(Beginning of Source data)

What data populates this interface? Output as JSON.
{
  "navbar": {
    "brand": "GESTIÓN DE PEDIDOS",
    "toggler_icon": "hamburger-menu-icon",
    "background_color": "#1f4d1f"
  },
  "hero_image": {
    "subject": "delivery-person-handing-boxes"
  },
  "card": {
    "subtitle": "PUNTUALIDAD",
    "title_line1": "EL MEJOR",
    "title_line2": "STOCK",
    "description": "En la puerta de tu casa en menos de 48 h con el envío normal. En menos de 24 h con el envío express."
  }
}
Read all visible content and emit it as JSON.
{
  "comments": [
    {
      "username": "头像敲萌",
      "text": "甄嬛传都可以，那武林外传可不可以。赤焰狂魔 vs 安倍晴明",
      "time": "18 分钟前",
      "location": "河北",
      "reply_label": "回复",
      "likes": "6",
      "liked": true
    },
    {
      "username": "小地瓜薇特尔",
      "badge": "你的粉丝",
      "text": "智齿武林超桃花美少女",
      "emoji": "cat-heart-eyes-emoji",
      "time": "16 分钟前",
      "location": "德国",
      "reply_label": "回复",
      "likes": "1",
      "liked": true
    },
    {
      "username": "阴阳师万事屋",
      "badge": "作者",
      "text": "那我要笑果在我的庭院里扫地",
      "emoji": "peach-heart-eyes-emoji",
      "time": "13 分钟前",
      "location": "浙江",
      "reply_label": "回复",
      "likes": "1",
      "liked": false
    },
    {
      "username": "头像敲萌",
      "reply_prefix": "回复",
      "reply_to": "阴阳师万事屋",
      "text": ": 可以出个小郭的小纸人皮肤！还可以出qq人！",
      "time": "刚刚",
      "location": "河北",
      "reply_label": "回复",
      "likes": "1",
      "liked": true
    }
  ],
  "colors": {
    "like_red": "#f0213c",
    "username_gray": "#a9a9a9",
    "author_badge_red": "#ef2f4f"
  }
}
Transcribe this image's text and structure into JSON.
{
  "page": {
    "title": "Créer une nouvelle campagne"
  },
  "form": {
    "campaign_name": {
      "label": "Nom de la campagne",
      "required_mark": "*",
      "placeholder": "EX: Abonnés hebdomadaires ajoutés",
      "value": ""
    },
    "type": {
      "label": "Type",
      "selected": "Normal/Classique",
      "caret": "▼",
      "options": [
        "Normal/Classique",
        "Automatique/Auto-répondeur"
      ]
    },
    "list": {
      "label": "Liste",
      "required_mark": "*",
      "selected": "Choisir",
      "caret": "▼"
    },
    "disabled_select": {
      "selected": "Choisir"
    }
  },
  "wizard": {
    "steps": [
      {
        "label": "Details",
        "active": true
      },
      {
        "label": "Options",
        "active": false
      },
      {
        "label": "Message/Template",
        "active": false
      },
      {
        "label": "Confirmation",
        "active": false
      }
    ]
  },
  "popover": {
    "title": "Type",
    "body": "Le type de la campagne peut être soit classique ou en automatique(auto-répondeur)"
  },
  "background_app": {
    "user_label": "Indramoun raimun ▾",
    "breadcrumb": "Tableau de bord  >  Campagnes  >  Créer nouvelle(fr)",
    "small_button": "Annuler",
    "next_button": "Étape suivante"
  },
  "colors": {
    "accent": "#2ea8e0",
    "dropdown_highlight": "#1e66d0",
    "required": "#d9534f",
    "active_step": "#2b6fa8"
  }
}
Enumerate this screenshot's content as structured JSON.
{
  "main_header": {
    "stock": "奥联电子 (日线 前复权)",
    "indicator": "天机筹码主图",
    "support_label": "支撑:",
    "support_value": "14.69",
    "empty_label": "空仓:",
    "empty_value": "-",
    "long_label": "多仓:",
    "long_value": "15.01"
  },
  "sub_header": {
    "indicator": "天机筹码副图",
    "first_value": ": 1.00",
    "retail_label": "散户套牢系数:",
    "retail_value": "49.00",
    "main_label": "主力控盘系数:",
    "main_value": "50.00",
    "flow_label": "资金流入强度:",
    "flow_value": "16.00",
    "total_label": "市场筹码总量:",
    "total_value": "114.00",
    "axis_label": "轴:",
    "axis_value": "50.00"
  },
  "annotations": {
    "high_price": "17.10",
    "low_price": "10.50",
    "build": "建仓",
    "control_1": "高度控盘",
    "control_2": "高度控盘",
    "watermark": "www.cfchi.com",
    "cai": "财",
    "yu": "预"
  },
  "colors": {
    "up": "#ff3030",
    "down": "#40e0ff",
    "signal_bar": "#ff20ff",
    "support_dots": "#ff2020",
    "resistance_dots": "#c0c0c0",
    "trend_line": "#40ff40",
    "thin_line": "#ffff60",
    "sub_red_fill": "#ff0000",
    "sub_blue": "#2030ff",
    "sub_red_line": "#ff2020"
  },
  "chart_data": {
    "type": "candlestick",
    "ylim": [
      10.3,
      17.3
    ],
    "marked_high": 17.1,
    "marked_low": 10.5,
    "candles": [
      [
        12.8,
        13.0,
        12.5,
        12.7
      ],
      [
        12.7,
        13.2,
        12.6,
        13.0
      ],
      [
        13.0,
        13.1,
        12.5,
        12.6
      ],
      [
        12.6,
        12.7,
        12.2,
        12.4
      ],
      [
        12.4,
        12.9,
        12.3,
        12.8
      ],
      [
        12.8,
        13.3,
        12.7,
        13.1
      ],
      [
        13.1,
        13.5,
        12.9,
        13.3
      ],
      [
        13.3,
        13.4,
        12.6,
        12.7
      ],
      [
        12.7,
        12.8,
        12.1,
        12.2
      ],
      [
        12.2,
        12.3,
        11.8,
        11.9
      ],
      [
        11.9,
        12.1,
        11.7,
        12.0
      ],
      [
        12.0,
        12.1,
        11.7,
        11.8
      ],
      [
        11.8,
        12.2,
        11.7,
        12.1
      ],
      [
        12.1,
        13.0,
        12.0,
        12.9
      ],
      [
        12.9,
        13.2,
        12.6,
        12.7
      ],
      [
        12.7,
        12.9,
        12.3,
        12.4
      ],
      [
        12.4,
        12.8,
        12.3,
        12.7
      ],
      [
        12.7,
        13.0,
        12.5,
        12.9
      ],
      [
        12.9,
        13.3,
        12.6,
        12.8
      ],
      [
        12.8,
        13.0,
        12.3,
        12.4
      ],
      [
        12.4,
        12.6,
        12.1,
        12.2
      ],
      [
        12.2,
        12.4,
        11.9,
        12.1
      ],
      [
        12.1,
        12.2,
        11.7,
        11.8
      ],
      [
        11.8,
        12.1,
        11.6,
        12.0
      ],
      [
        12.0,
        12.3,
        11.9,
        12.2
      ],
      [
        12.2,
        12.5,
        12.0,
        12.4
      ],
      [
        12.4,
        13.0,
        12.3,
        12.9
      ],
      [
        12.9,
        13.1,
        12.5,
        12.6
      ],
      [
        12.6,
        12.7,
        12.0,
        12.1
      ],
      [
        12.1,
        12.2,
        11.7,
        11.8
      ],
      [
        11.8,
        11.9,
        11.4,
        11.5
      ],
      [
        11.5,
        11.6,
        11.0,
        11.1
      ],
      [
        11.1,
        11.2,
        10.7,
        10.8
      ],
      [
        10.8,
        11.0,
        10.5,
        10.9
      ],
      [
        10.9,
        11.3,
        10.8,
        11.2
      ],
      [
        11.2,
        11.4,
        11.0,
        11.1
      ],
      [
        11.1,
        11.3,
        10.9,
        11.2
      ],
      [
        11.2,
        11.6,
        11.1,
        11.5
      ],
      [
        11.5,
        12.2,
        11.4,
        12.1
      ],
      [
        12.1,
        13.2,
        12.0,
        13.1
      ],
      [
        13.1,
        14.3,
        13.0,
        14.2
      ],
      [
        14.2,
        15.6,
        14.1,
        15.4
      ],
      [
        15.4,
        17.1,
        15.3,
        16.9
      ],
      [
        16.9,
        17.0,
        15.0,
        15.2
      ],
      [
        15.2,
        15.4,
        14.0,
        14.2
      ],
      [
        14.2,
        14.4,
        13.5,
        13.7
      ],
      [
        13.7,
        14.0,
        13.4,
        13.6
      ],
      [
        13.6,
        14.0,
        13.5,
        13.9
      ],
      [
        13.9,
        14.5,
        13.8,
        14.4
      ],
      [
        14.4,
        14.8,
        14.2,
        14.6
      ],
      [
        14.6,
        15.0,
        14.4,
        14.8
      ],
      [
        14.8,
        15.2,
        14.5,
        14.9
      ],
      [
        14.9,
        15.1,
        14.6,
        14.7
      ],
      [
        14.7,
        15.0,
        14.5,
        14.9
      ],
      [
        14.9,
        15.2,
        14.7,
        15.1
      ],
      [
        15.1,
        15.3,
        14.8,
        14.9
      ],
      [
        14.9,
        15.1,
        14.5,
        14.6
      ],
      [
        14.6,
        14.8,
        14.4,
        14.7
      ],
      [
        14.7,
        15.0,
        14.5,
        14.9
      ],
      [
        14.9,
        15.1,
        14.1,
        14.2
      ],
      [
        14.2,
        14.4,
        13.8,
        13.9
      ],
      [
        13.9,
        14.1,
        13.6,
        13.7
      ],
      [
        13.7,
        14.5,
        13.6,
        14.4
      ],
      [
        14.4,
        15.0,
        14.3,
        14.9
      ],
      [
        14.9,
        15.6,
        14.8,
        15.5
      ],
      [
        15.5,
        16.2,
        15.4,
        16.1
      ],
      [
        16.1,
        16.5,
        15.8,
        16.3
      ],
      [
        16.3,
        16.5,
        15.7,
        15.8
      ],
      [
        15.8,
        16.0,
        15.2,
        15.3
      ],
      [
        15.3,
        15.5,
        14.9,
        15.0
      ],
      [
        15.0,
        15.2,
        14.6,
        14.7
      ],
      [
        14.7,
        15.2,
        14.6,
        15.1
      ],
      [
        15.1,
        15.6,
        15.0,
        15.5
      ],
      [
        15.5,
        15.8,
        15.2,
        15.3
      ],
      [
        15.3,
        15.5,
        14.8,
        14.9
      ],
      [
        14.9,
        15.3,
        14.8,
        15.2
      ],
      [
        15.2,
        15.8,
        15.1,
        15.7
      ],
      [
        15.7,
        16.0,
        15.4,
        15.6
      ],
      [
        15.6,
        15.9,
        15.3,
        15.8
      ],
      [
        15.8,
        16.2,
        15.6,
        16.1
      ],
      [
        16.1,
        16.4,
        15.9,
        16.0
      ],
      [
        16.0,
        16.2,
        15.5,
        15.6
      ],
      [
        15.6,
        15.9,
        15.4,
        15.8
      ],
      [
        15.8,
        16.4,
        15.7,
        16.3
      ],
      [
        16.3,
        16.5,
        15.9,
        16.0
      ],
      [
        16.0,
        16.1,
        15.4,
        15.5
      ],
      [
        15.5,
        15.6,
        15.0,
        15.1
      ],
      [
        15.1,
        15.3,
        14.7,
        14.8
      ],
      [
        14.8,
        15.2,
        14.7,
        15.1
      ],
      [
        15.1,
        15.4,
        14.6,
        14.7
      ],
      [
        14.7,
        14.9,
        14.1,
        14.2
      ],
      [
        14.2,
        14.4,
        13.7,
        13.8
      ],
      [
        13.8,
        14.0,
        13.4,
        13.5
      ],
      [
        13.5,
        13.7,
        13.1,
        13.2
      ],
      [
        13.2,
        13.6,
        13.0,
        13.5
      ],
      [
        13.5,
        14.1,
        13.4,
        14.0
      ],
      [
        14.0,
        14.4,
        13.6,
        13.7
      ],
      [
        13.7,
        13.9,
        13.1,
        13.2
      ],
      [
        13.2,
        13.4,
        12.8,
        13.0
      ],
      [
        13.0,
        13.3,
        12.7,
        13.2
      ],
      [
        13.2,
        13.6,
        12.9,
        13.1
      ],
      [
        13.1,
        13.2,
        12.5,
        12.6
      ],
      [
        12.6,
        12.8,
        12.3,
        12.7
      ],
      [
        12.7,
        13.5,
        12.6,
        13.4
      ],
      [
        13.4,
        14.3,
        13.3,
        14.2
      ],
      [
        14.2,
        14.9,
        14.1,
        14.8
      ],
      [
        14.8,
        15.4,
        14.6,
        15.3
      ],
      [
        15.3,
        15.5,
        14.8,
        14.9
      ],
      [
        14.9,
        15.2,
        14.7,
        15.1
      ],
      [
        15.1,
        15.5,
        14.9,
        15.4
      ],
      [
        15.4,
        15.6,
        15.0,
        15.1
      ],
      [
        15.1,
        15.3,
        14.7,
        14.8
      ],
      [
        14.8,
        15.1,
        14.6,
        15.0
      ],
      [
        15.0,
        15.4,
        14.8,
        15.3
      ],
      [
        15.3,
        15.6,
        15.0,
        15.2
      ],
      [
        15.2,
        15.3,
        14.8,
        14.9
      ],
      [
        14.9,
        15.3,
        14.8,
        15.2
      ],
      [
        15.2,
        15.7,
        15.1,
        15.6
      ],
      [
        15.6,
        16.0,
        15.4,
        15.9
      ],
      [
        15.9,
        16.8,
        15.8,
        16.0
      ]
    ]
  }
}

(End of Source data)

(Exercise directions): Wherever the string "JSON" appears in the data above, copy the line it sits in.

(Task result):
What data populates this interface? Output as JSON.
Read all visible content and emit it as JSON.
Transcribe this image's text and structure into JSON.
Enumerate this screenshot's content as structured JSON.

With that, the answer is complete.